“But when you carry DKBA soldiers, the BGF think we are sided with the DKBA. And when you carry BGF soldiers, the DKBA think the same. We are the victims,” he added.
On one occasion, he experienced a frightening incident in which he thought he would die.
“Five BGF soldiers spotted me [and] pointing their rifles [fixed with bayonets] ordered me to get out of the car. They acted like pirates. They then interrogated me for hours. They finally let me go after they found no weapons or military supplies. They warned that they would blow up my car if I carry DKBA soldiers next time,” Pha Bout said.
Other villagers who had traveled the same route joined the conversation.
“We villagers are victims. I have been on the run, hiding [from] hostilities since I was a little girl,” said one middle-aged Karen woman. “In an accident, gunfire was exchanged in our village. I could see shells landing and bullets were flying around the village while I was running [for safety].”
The woman said the ethnic Karen people were accustomed to experiencing hostilities, but she expressed her desire for civilians to live in peace and safety.
“Sometimes, I want to let them [ethnic rebels and the Burma Army] fight until one group totally beats the others. I can be shot dead while running [for my life]. But, it doesn’t matter. If one becomes champion, then there is no group to keep resisting … so no more war,” said the woman.
“If they don’t completely beat one another, there is always the possibility of conflicts. And we always have to stay in fear,” she added.
Recent fighting in Karen and Mon states forced dozens of villagers to flee their homes and even cross into neighboring Thailand for safety. Some who hide in the jungle in Mon State are still too afraid of returning home, or to their fields to cultivate crops.

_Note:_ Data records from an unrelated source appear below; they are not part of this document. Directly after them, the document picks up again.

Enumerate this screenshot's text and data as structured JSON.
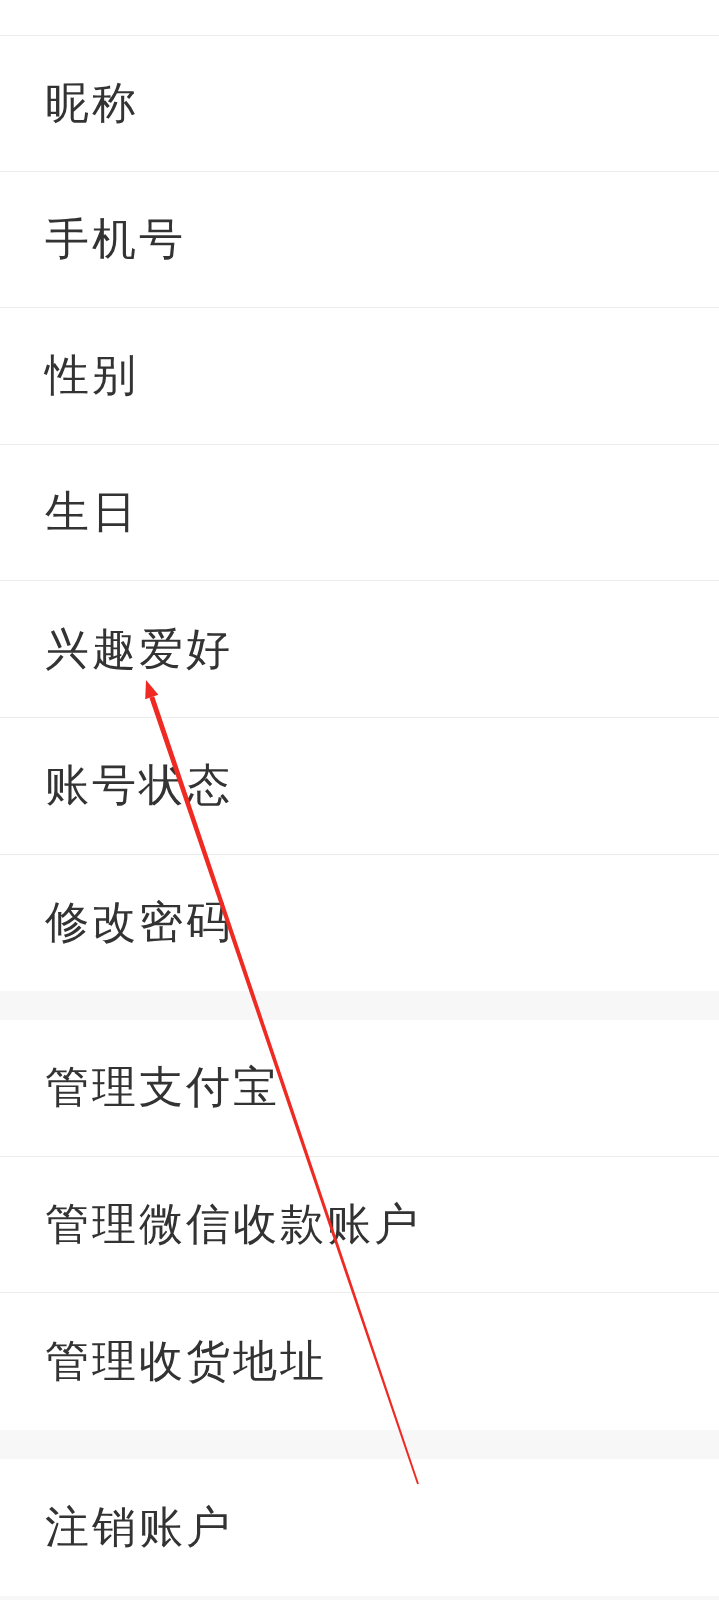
{
  "sections": [
    {
      "items": [
        {
          "label": "昵称"
        },
        {
          "label": "手机号"
        },
        {
          "label": "性别"
        },
        {
          "label": "生日"
        },
        {
          "label": "兴趣爱好"
        },
        {
          "label": "账号状态"
        },
        {
          "label": "修改密码"
        }
      ]
    },
    {
      "items": [
        {
          "label": "管理支付宝"
        },
        {
          "label": "管理微信收款账户"
        },
        {
          "label": "管理收货地址"
        }
      ]
    },
    {
      "items": [
        {
          "label": "注销账户"
        }
      ]
    }
  ]
}
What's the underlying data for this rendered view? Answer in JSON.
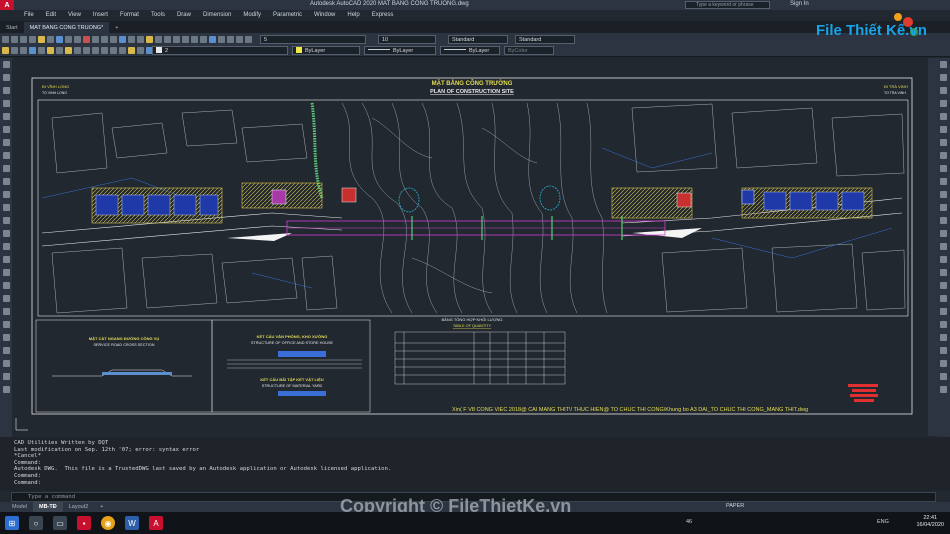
{
  "window": {
    "app_logo": "A",
    "title": "Autodesk AutoCAD 2020    MAT BANG CONG TRUONG.dwg",
    "search_placeholder": "Type a keyword or phrase",
    "sign_in": "Sign In"
  },
  "menu": [
    "File",
    "Edit",
    "View",
    "Insert",
    "Format",
    "Tools",
    "Draw",
    "Dimension",
    "Modify",
    "Parametric",
    "Window",
    "Help",
    "Express"
  ],
  "tabs": [
    {
      "label": "Start",
      "active": false
    },
    {
      "label": "MAT BANG CONG TRUONG*",
      "active": true
    },
    {
      "label": "+",
      "active": false
    }
  ],
  "toolbar": {
    "layer_value": "2",
    "color_value": "ByLayer",
    "linetype_value": "ByLayer",
    "lineweight_value": "ByLayer",
    "plotstyle_value": "ByColor",
    "dim_scale": "5",
    "text_height": "10",
    "text_style": "Standard",
    "dim_style": "Standard",
    "colors": {
      "bylayer": "#f2e84a",
      "layer": "#e8e8e8"
    }
  },
  "drawing": {
    "title_vn": "MẶT BẰNG CÔNG TRƯỜNG",
    "title_en": "PLAN OF CONSTRUCTION SITE",
    "left_direction": "ĐI VĨNH LONG",
    "left_direction_sub": "TO VINH LONG",
    "right_direction": "ĐI TRÀ VINH",
    "right_direction_sub": "TO TRA VINH",
    "table_title_vn": "BẢNG TỔNG HỢP KHỐI LƯỢNG",
    "table_title_en": "TABLE OF QUANTITY",
    "section1_vn": "MẶT CẮT NGANG ĐƯỜNG CÔNG VỤ",
    "section1_en": "SERVICE ROAD CROSS SECTION",
    "section2_vn": "KẾT CẤU VĂN PHÒNG, KHO XƯỞNG",
    "section2_en": "STRUCTURE OF OFFICE AND STORE HOUSE",
    "section3_vn": "KẾT CẤU BÃI TẬP KẾT VẬT LIỆU",
    "section3_en": "STRUCTURE OF MATERIAL YARD",
    "footer_note": "Xin( F V8 CONG VIEC 2018@ CAI MANG THIT\\! THUC HIEN@ TO CHUC THI CONG\\Khung bo A3 DAI_TO CHUC THI CONG_MANG THIT.dwg"
  },
  "command_history": [
    "CAD Utilities Written by DQT",
    "Last modification on Sep. 12th '07; error: syntax error",
    "*Cancel*",
    "Command:",
    "Autodesk DWG.  This file is a TrustedDWG last saved by an Autodesk application or Autodesk licensed application.",
    "Command:",
    "Command:"
  ],
  "command_placeholder": "Type a command",
  "layout_tabs": [
    {
      "label": "Model",
      "active": false
    },
    {
      "label": "MB-TĐ",
      "active": true
    },
    {
      "label": "Layout2",
      "active": false
    },
    {
      "label": "+",
      "active": false
    }
  ],
  "status": {
    "paper": "PAPER"
  },
  "taskbar": {
    "tray_num": "46",
    "lang": "ENG",
    "time": "22:41",
    "date": "16/04/2020"
  },
  "branding": {
    "logo_text": "File Thiết Kế.vn",
    "watermark": "Copyright © FileThietKe.vn"
  }
}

Observers said one cause of the ongoing armed conflict was the lack of a military code of conduct, an issue that is now being sidelined by the government peacemaking delegation in talks.
“We still have the code of conduct issue to discuss, but they [the government] proposed not to discuss this issue first because this issue could delay a peace agreement,” said Nai Hong Sar, head of the Nationwide Ceasefire Coordination Team (NCCT), a working committee that combines 16 ethnic armed groups.
On Sept. 9, clashes broke out between the government army and the Karen National Union (KNU), the largest Karen armed group, whose leaders maintain good ties with the government. One Burmese soldier died. Government troops clashed with KNU troops again on Sept. 27, killing one KNU soldier in Kyaukgyi Township, Pegu Division, which is under KNU control.
All these incidents transpired as government troops patrolled in KNU-controlled areas without informing the rebel armed group in advance, evidence of the lack of coordination and communication between opposing troops on the ground.
Naw K’nyaw Paw, secretary of the Karen Women Organization (KWO), said that a code of conduct should be prioritized.
“What we worry about the most is the lack of a code of conduct [in the peace process]. We support ceasefires. But we think a code of conduct should be prioritized as we think it will prevent tension and conflicts,” said K’nyaw Paw.
“As there is no such mechanism, clashes can happen easily. And finally, civilians are the victims and they don’t even know who to blame. So, we think the government should seriously think about it,” she added.
Ethnic observers said that a nationwide ceasefire agreement, without implementing mechanisms to consolidate the ceasefire process, would be more like a piece of signed paper than a peace that protects civilians from harm, fear and abuses.
“They [government and ethnic groups] signed several bilateral agreements alreadym, but none of these included a code of conduct,” said K’nyaw Paw. “The KNU proposed it, but the government asked them to work on a better one. They are negotiating for words and terms but they still can’t move forward [with it].”